Ecuador is Awesome

Ok, it really is a awesome. A country of beautiful green mountains and nothing but curvy roads often climbing to over 10,000 feet into clouds and misty rain then back down into sunshine and warm temperatures. Totally enjoyable riding with roads alternating between new four lane blacktop to pitted out gravel and mud. A little of everything I suppose. But wait, how did we get in? Continue reading

We Jumped the Gap

That would be the Darian Gap, that nearly impenetrable section of land that separates central from south America. It’s been in the news lately as thousands of migrants are making the dangerous trek through the gap into Panama. We were feeling guilty as we flew over in a modern Boeing 737. Our only worry was about the possibility of a passenger door falling off. Continue reading

Almost through with Central America

Well rested after three nights in our comfortable cabana on Island Ometepe in lake Nicaragua, we slowly packed up and made our way back to the ferry and the short ride to the border with Costa Rica. The morning was warm but overcast and the winds were still howling over the lake with high wind warnings showing on my phone’s weather app. It’s hard to get a picture of high winds but you might get the idea from this picture of a ferry just like the one we were on going the other direction. Continue reading

The Good the Bad and the Hot

We were out of our El Salvador hotel before 9:00 AM after a hearty breakfast at the hotel with plenty of coffee. It was already over 90 degrees and we suited up and loaded our bags on the bikes. We knew it was going to be a hot one, again. We slogged through the coastal highway towards the border with Honduras. We knew it would be a full four hours in the blistering heat so we just settled in for the ride. Continue reading

Central America is HOT

We knew it would be hot in Central America but forgot how hard it is to ride a motorcycle in crazy traffic in 100+ degree heat. To save space Deby and I both decided to only bring one pair of riding pants. We booth choose our waterproof KLIM pants because we knew much of out trip would be at higher and cooler elevations in South America. In direct sunshine with high temperatures and just as high humidity wearing those pants was like having our own personal sauna on our lower bodies. Continue reading

Officially in Central America

It’s 6:30AM in Monterrico, Guatamala an hour away from the border with El Salvador. I’m up early with a full cup of coffee from the beachfront bar at Hotel El Delfin trying to beat the oppressive heat and humidity and get caught up with this blog.
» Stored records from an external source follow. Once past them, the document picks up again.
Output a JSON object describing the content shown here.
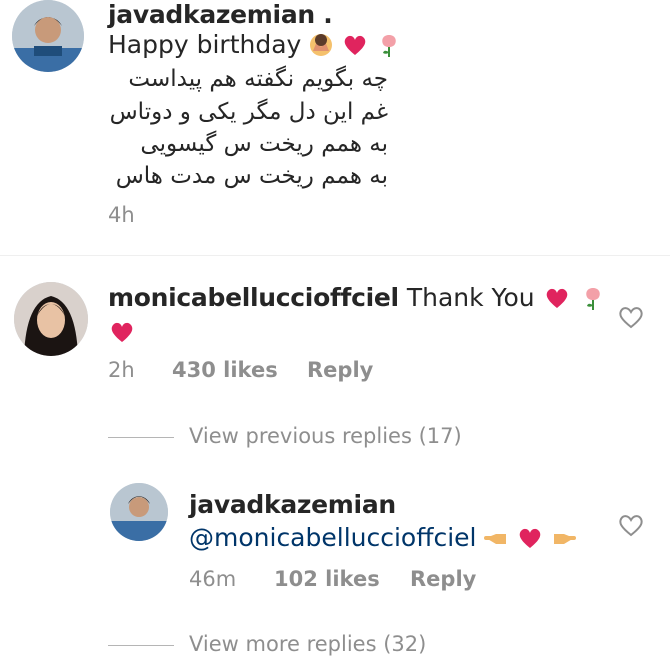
{
  "comment1": {
    "username": "javadkazemian .",
    "text_line1": "Happy birthday",
    "emojis": [
      "face-emoji",
      "red-heart-emoji",
      "rose-emoji"
    ],
    "persian_lines": [
      "چه بگویم نگفته هم پیداست",
      "غم این دل مگر یکی و دوتاس",
      "به همم ریخت س گیسویی",
      "به همم ریخت س مدت هاس"
    ],
    "time": "4h"
  },
  "comment2": {
    "username": "monicabelluccioffciel",
    "text": "Thank You",
    "emojis": [
      "red-heart-emoji",
      "rose-emoji",
      "red-heart-emoji"
    ],
    "time": "2h",
    "likes": "430 likes",
    "reply": "Reply"
  },
  "view_previous": "View previous replies (17)",
  "reply": {
    "username": "javadkazemian",
    "mention": "@monicabelluccioffciel",
    "emojis": [
      "pointing-left-emoji",
      "red-heart-emoji",
      "pointing-right-emoji"
    ],
    "time": "46m",
    "likes": "102 likes",
    "reply": "Reply"
  },
  "view_more": "View more replies (32)",
  "colors": {
    "text": "#262626",
    "muted": "#8e8e8e",
    "mention": "#003569",
    "heart": "#ed4956"
  }
}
It’s a humble hotel with no hot water and mosquito netting over the beds. We upgraded to a room with an air conditioner for a total cost of $52 USD. But how did we get here? Continue reading

Trading Tolls for Topes

That’s enough. We had been blasting south through Mexico mostly on toll roads. It’s mostly mind numbing riding or as motorcycle riders like to say, “pavement pounding”, or “mile munching” or many other such words. In Mexico the toll roads, or Cuotas as they are known here, are pretty much the equivalent of the interstate highways in the US with limited access and high speeds. The official speed limit is usually 110 kmh which is about 68 miles per hour. Of course, like many things in Mexico, that is merely a suggestion. My fancy BMW motorcycle has cruise control that I would typically set at 80 mph or about 130 kmh. Cruising at 130 I could relax my grip on the handlebars and lean back on my rear bag and reflect on the scenery zooming past. Often we were passing slower cars and trucks but just as often local drivers flew past us like we were standing still. I avoided the temptation to catch up with them to prove my theory that they were going at least 100 miles per hour. I’m sure they were and my big beemer could easily catch up but I decided to keep it at a more sane 80 to 85 mph. Sane? Continue reading

Slow Going in Mexico

We knew New Year’s Day would be a busy one for us. We left the nice hotel with the television winter scene and headed with the truck to Alamo, Nevada. We picked Alamo because it was only a short way north of Las Vegas with it’s associated madness as they get ready for the new year partygoers. I selected one of the few hotel options online because of the good reviews. Ha. We arrived at the Sunset View Inn at, um, well, sunset. Which was funny because although the hotel faces west the sun had long ago set behind the nearby mountain range which I’m pretty sure would ensure that it would be impossible to ever see a sunset from that location. We found out we weren’t very far from the famous Area 51 military site. I suppose that explained the decor of room number 15, our home for the night. Continue reading

On our way South!

How far south can we go? How far south should we go? Will we make to the southern most road in Chile? What about the political stability of the countries we will be going to? Do we have all the correct paperwork for the border crossings? Will the bikes make it? Will we??? One way to find out…. Continue reading